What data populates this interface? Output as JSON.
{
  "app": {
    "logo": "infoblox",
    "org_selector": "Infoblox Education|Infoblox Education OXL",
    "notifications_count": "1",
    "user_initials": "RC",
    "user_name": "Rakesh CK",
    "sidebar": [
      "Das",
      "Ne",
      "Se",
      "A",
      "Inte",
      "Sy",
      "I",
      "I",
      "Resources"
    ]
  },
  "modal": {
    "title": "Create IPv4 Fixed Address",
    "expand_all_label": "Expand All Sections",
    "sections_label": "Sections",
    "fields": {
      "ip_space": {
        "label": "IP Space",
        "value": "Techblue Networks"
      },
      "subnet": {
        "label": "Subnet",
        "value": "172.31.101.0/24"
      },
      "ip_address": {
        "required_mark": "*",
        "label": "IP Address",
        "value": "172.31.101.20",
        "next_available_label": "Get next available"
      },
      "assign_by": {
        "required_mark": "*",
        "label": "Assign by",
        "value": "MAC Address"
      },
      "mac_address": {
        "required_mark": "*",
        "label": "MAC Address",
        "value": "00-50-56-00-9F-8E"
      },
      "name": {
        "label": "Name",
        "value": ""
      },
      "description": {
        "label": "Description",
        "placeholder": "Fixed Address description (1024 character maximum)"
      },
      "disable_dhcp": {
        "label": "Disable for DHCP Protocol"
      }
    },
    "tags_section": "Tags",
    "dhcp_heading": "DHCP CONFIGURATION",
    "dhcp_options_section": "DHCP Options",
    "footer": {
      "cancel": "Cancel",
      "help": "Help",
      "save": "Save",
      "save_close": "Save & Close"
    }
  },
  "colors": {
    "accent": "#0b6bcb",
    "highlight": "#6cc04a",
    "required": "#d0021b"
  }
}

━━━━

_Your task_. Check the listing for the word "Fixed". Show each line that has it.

_Solution for this task_.
    "title": "Create IPv4 Fixed Address",
        "placeholder": "Fixed Address description (1024 character maximum)"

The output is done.